Research shows that happy families have similar habits. They often create traditions by sharing meals and their daily lives at the table, by having fun and playing games together, by supporting one another and by regularly showing affection for each other.

Although spending time with friends is an important part of growing up and becoming independent, it shouldn’t mean that time spent with family should be neglected.

Sophomore Kathryn Garcia said, “I spend a great amount of time with my friends, but I know that spending time with family is also important. My sister drives me to school every morning and we often talk about anything that comes to mind in the car ride. Although it’s just something small, I’m always glad to know that I have the chance to talk to her before I start my day.”

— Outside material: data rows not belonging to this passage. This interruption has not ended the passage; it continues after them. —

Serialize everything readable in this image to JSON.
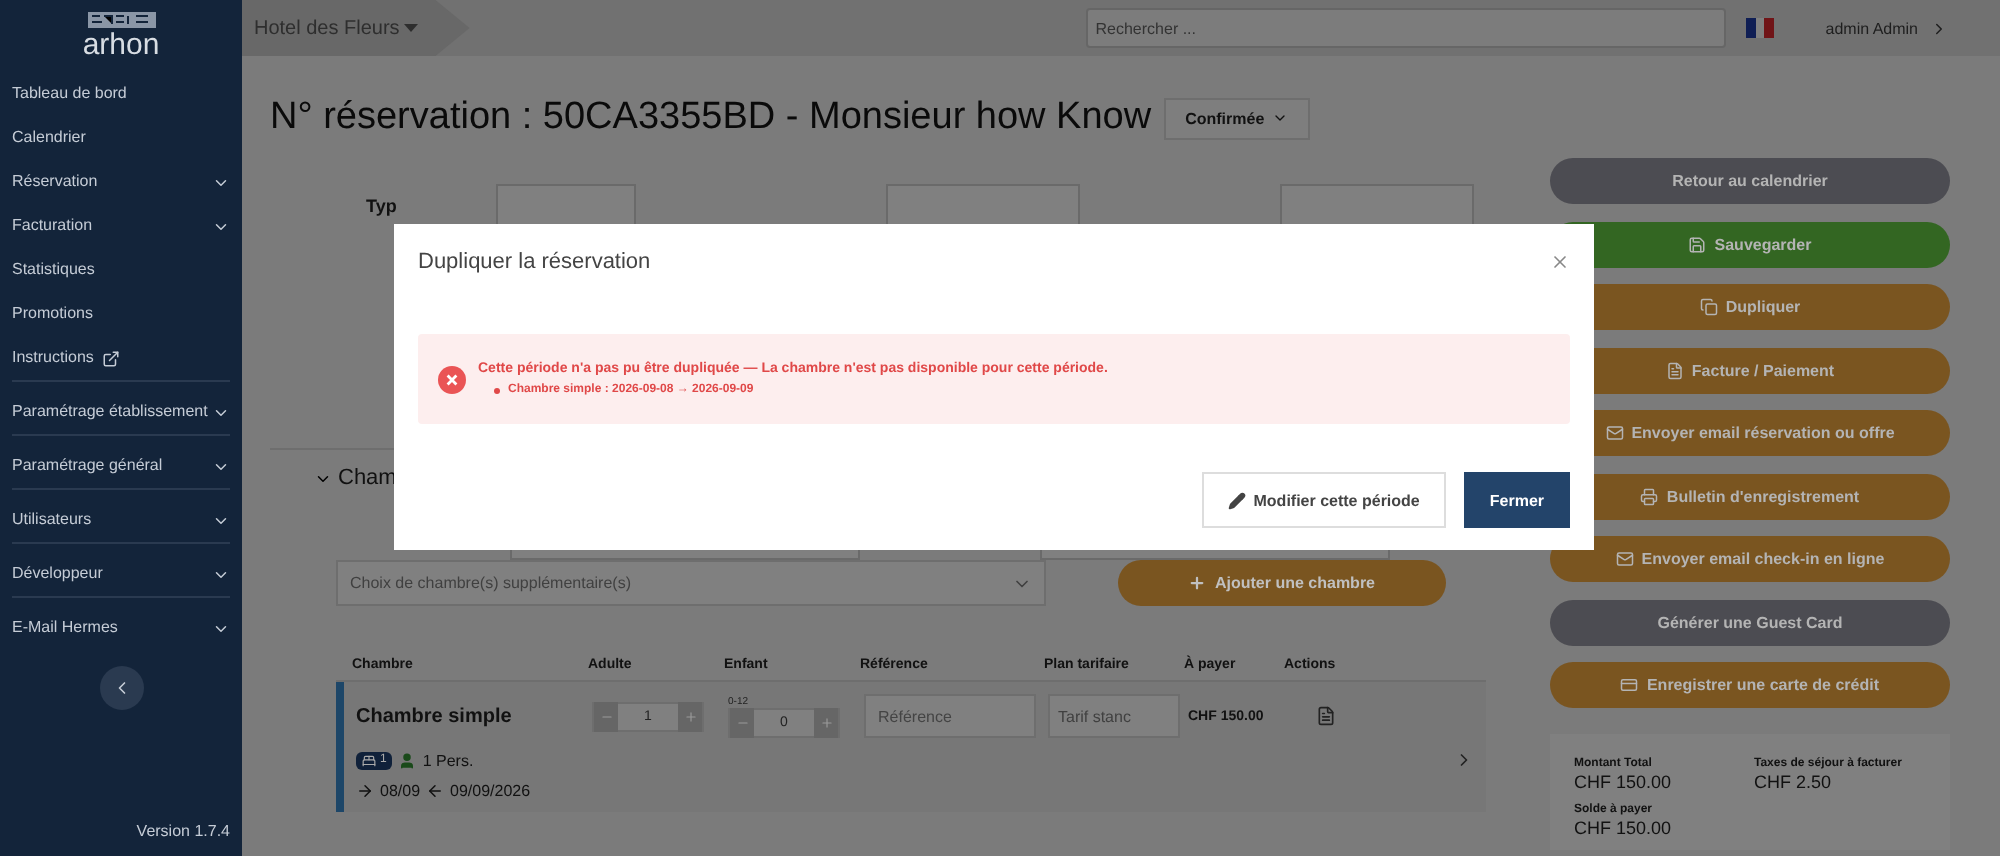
{
  "sidebar": {
    "logo": "arhon",
    "items": [
      {
        "label": "Tableau de bord",
        "kind": "link",
        "divider": false
      },
      {
        "label": "Calendrier",
        "kind": "link",
        "divider": false
      },
      {
        "label": "Réservation",
        "kind": "menu",
        "divider": false
      },
      {
        "label": "Facturation",
        "kind": "menu",
        "divider": false
      },
      {
        "label": "Statistiques",
        "kind": "link",
        "divider": false
      },
      {
        "label": "Promotions",
        "kind": "link",
        "divider": false
      },
      {
        "label": "Instructions",
        "kind": "external",
        "divider": true
      },
      {
        "label": "Paramétrage établissement",
        "kind": "menu",
        "divider": true
      },
      {
        "label": "Paramétrage général",
        "kind": "menu",
        "divider": true
      },
      {
        "label": "Utilisateurs",
        "kind": "menu",
        "divider": true
      },
      {
        "label": "Développeur",
        "kind": "menu",
        "divider": true
      },
      {
        "label": "E-Mail Hermes",
        "kind": "menu",
        "divider": false
      }
    ],
    "version": "Version 1.7.4"
  },
  "topbar": {
    "hotel": "Hotel des Fleurs",
    "search": {
      "placeholder": "Rechercher ..."
    },
    "user": "admin Admin"
  },
  "page": {
    "title": "N° réservation : 50CA3355BD - Monsieur how Know",
    "status": "Confirmée",
    "type_label": "Typ",
    "section": "Cham",
    "room_choice": {
      "placeholder": "Choix de chambre(s) supplémentaire(s)"
    },
    "add_room": "Ajouter une chambre",
    "table": {
      "columns": [
        "Chambre",
        "Adulte",
        "Enfant",
        "Référence",
        "Plan tarifaire",
        "À payer",
        "Actions"
      ],
      "rows": [
        {
          "room": "Chambre simple",
          "adults": "1",
          "children_range": "0-12",
          "children": "0",
          "reference": {
            "placeholder": "Référence"
          },
          "rate": "Tarif stanc",
          "amount": "CHF 150.00",
          "beds": "1",
          "persons": "1 Pers.",
          "arrival": "08/09",
          "departure": "09/09/2026"
        }
      ]
    }
  },
  "actions": [
    {
      "label": "Retour au calendrier",
      "color": "#4c4c52"
    },
    {
      "label": "Sauvegarder",
      "color": "#336622"
    },
    {
      "label": "Dupliquer",
      "color": "#7a5520"
    },
    {
      "label": "Facture / Paiement",
      "color": "#7a5520"
    },
    {
      "label": "Envoyer email réservation ou offre",
      "color": "#7a5520"
    },
    {
      "label": "Bulletin d'enregistrement",
      "color": "#7a5520"
    },
    {
      "label": "Envoyer email check-in en ligne",
      "color": "#7a5520"
    },
    {
      "label": "Générer une Guest Card",
      "color": "#4c4c52"
    },
    {
      "label": "Enregistrer une carte de crédit",
      "color": "#7a5520"
    }
  ],
  "summary": [
    {
      "label": "Montant Total",
      "value": "CHF 150.00"
    },
    {
      "label": "Taxes de séjour à facturer",
      "value": "CHF 2.50"
    },
    {
      "label": "Solde à payer",
      "value": "CHF 150.00"
    }
  ],
  "modal": {
    "title": "Dupliquer la réservation",
    "error": "Cette période n'a pas pu être dupliquée — La chambre n'est pas disponible pour cette période.",
    "details": [
      "Chambre simple : 2026-09-08 → 2026-09-09"
    ],
    "buttons": [
      {
        "label": "Modifier cette période",
        "kind": "secondary"
      },
      {
        "label": "Fermer",
        "kind": "primary"
      }
    ]
  }
}
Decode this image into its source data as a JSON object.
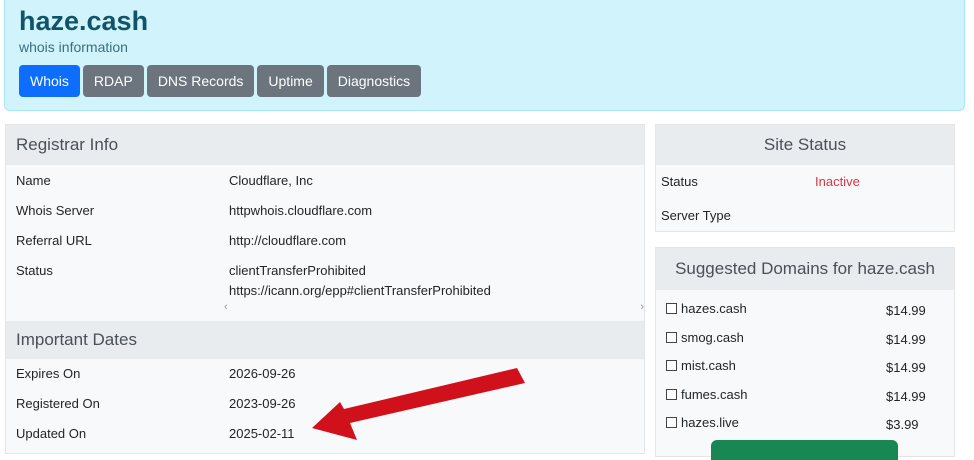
{
  "header": {
    "title": "haze.cash",
    "subtitle": "whois information",
    "tabs": [
      "Whois",
      "RDAP",
      "DNS Records",
      "Uptime",
      "Diagnostics"
    ]
  },
  "registrar": {
    "heading": "Registrar Info",
    "rows": [
      {
        "label": "Name",
        "value": "Cloudflare, Inc"
      },
      {
        "label": "Whois Server",
        "value": "httpwhois.cloudflare.com"
      },
      {
        "label": "Referral URL",
        "value": "http://cloudflare.com"
      },
      {
        "label": "Status",
        "value": "clientTransferProhibited",
        "value2": "https://icann.org/epp#clientTransferProhibited"
      }
    ],
    "scroll_left": "‹",
    "scroll_right": "›"
  },
  "dates": {
    "heading": "Important Dates",
    "rows": [
      {
        "label": "Expires On",
        "value": "2026-09-26"
      },
      {
        "label": "Registered On",
        "value": "2023-09-26"
      },
      {
        "label": "Updated On",
        "value": "2025-02-11"
      }
    ]
  },
  "site_status": {
    "heading": "Site Status",
    "status_label": "Status",
    "status_value": "Inactive",
    "server_type_label": "Server Type",
    "status_color": "#dc3545"
  },
  "suggested": {
    "heading": "Suggested Domains for haze.cash",
    "items": [
      {
        "domain": "hazes.cash",
        "price": "$14.99"
      },
      {
        "domain": "smog.cash",
        "price": "$14.99"
      },
      {
        "domain": "mist.cash",
        "price": "$14.99"
      },
      {
        "domain": "fumes.cash",
        "price": "$14.99"
      },
      {
        "domain": "hazes.live",
        "price": "$3.99"
      }
    ]
  },
  "colors": {
    "accent": "#0d6efd",
    "tab": "#6c757d",
    "header_bg": "#d1f3fb",
    "annotation_arrow": "#d0111b",
    "buy_button": "#198754"
  }
}
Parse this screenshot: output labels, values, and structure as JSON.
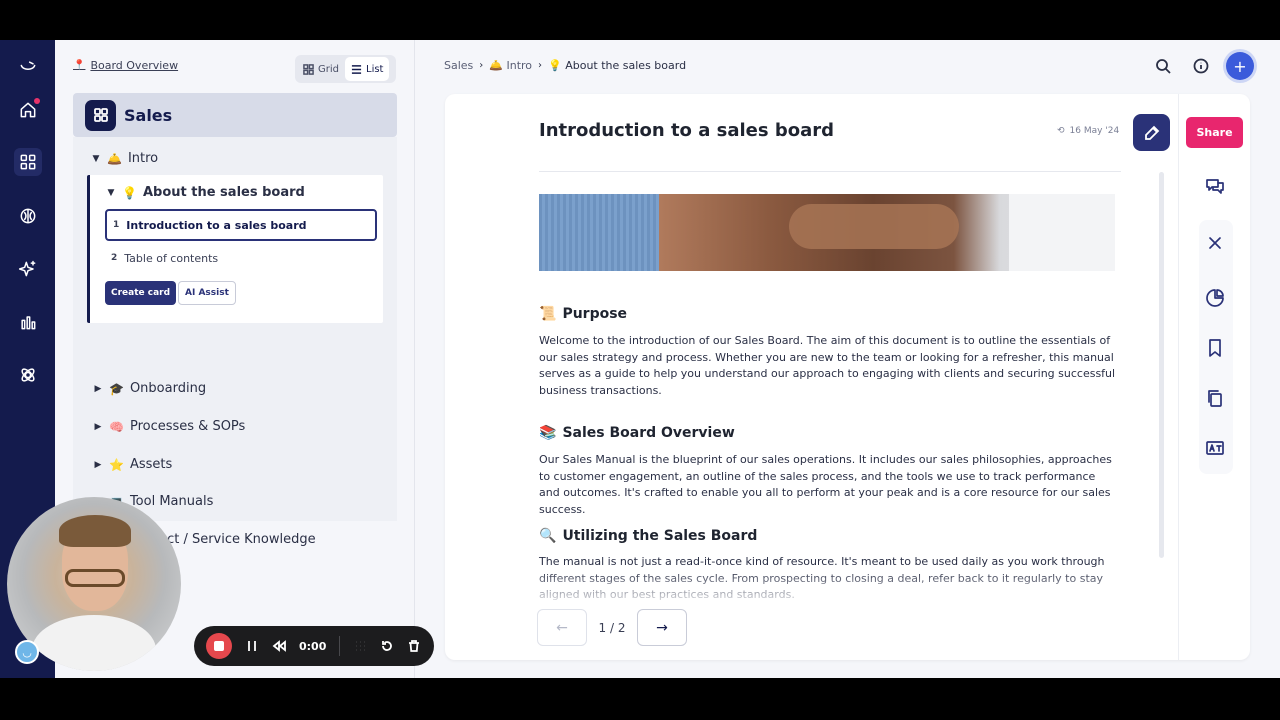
{
  "sidebar": {
    "back_link": "Board Overview",
    "view_grid": "Grid",
    "view_list": "List",
    "board_title": "Sales",
    "intro": {
      "emoji": "🛎️",
      "label": "Intro"
    },
    "about": {
      "emoji": "💡",
      "label": "About the sales board"
    },
    "pages": [
      {
        "num": "1",
        "label": "Introduction to a sales board"
      },
      {
        "num": "2",
        "label": "Table of contents"
      }
    ],
    "create_card": "Create card",
    "ai_assist": "AI Assist",
    "sections": [
      {
        "emoji": "🎓",
        "label": "Onboarding"
      },
      {
        "emoji": "🧠",
        "label": "Processes & SOPs"
      },
      {
        "emoji": "⭐",
        "label": "Assets"
      },
      {
        "emoji": "💻",
        "label": "Tool Manuals"
      },
      {
        "emoji": "🔮",
        "label": "Product / Service Knowledge"
      }
    ]
  },
  "breadcrumb": {
    "items": [
      "Sales",
      "🛎️ Intro",
      "💡 About the sales board"
    ]
  },
  "doc": {
    "title": "Introduction to a sales board",
    "date": "16 May '24",
    "share": "Share",
    "sections": [
      {
        "emoji": "📜",
        "heading": "Purpose",
        "body": "Welcome to the introduction of our Sales Board. The aim of this document is to outline the essentials of our sales strategy and process. Whether you are new to the team or looking for a refresher, this manual serves as a guide to help you understand our approach to engaging with clients and securing successful business transactions."
      },
      {
        "emoji": "📚",
        "heading": "Sales Board Overview",
        "body": "Our Sales Manual is the blueprint of our sales operations. It includes our sales philosophies, approaches to customer engagement, an outline of the sales process, and the tools we use to track performance and outcomes. It's crafted to enable you all to perform at your peak and is a core resource for our sales success."
      },
      {
        "emoji": "🔍",
        "heading": "Utilizing the Sales Board",
        "body": "The manual is not just a read-it-once kind of resource. It's meant to be used daily as you work through different stages of the sales cycle. From prospecting to closing a deal, refer back to it regularly to stay aligned with our best practices and standards."
      }
    ],
    "pager": {
      "prev": "←",
      "count": "1 / 2",
      "next": "→"
    }
  },
  "recorder": {
    "time": "0:00"
  },
  "colors": {
    "navy": "#141b4d",
    "accent": "#2a3278",
    "share": "#e8266e",
    "record": "#e5484d"
  }
}
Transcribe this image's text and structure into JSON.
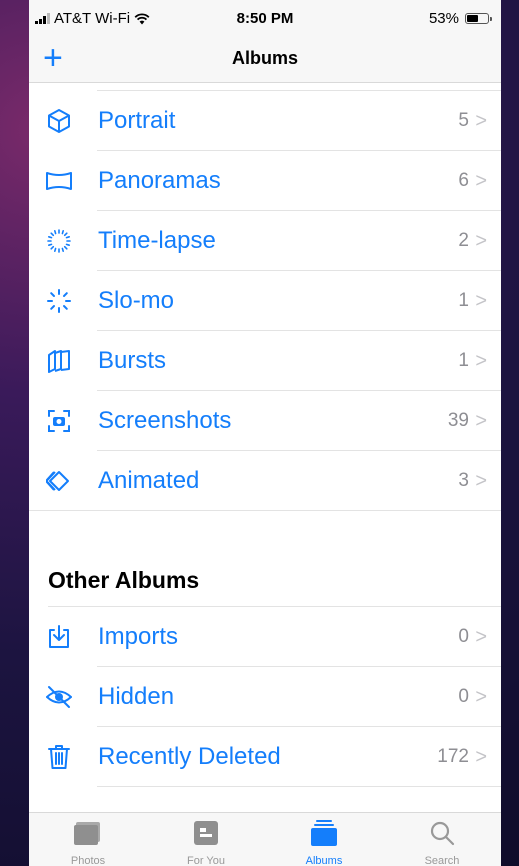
{
  "status_bar": {
    "carrier": "AT&T Wi-Fi",
    "time": "8:50 PM",
    "battery": "53%",
    "battery_level": 0.53
  },
  "nav": {
    "add_icon": "plus-icon",
    "title": "Albums"
  },
  "media_types": [
    {
      "icon": "portrait-cube-icon",
      "label": "Portrait",
      "count": "5"
    },
    {
      "icon": "panorama-icon",
      "label": "Panoramas",
      "count": "6"
    },
    {
      "icon": "timelapse-icon",
      "label": "Time-lapse",
      "count": "2"
    },
    {
      "icon": "slomo-icon",
      "label": "Slo-mo",
      "count": "1"
    },
    {
      "icon": "bursts-icon",
      "label": "Bursts",
      "count": "1"
    },
    {
      "icon": "screenshot-icon",
      "label": "Screenshots",
      "count": "39"
    },
    {
      "icon": "animated-icon",
      "label": "Animated",
      "count": "3"
    }
  ],
  "other_albums": {
    "heading": "Other Albums",
    "items": [
      {
        "icon": "import-icon",
        "label": "Imports",
        "count": "0"
      },
      {
        "icon": "hidden-eye-icon",
        "label": "Hidden",
        "count": "0"
      },
      {
        "icon": "trash-icon",
        "label": "Recently Deleted",
        "count": "172"
      }
    ]
  },
  "tabs": [
    {
      "icon": "photos-tab-icon",
      "label": "Photos",
      "active": false
    },
    {
      "icon": "for-you-tab-icon",
      "label": "For You",
      "active": false
    },
    {
      "icon": "albums-tab-icon",
      "label": "Albums",
      "active": true
    },
    {
      "icon": "search-tab-icon",
      "label": "Search",
      "active": false
    }
  ],
  "colors": {
    "accent": "#147efb",
    "muted": "#8e8e93"
  }
}
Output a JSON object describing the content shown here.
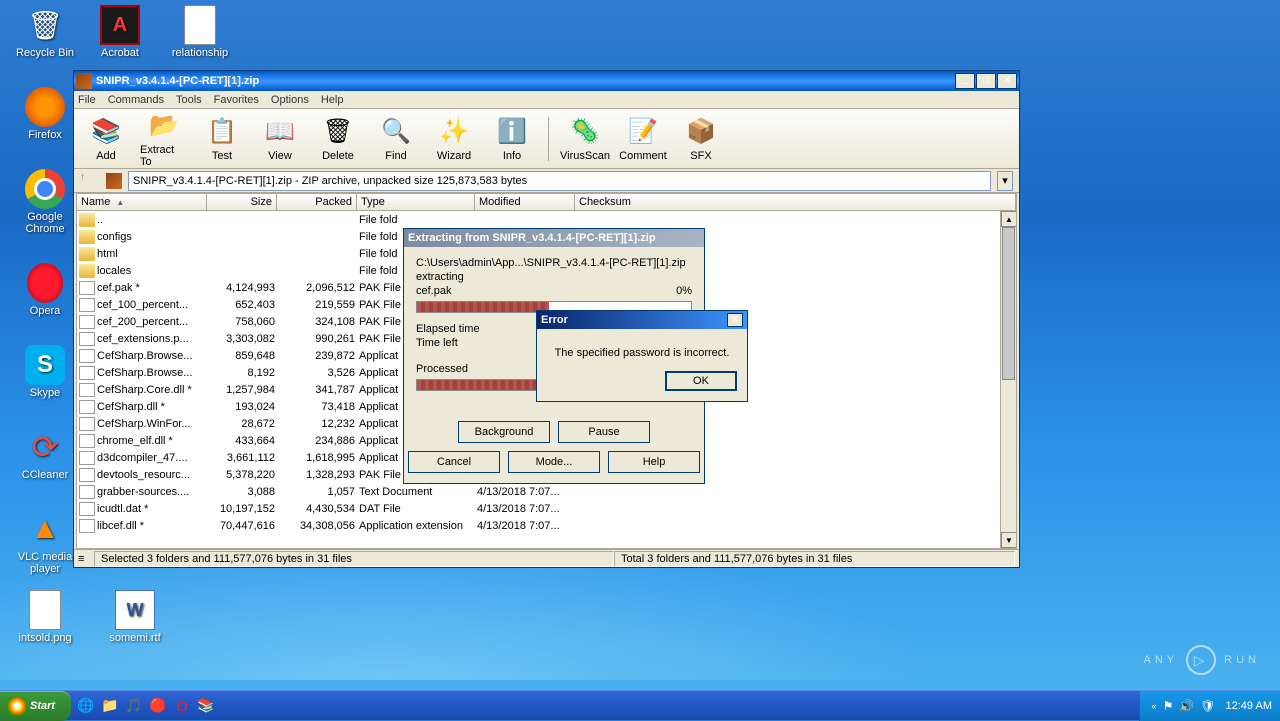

Teens shouldn’t feel hesitant about discussing their problems with family members because family is there to support and guide them. Discussions at mealtime provide great opportunities to say what they feel and to learn from each other on how to deal with problems.

Sophomore Geena Bruno said, “My dad always tries his best for all of us to eat dinner together as a family. Whenever we actually do eat dinner together, I always enjoy our conversations because we are constantly laughing and it’s just a really great time to relax and enjoy each other’s company.”

Setting aside at least one weeknight to spend time with family to watch a movie or eat dinner together actually does make a difference. Even if it’s just coming home from school every day and talking to parents and siblings for a few minutes about each other’s day will make connections stronger.

Sophomore counselor, Annaliza Miyashiro, said, “It is necessary to strengthen the family bond by spending a lot of time together or even just talking on a daily basis. Having a strong connection with family is important because family is permanent and everything else is not.”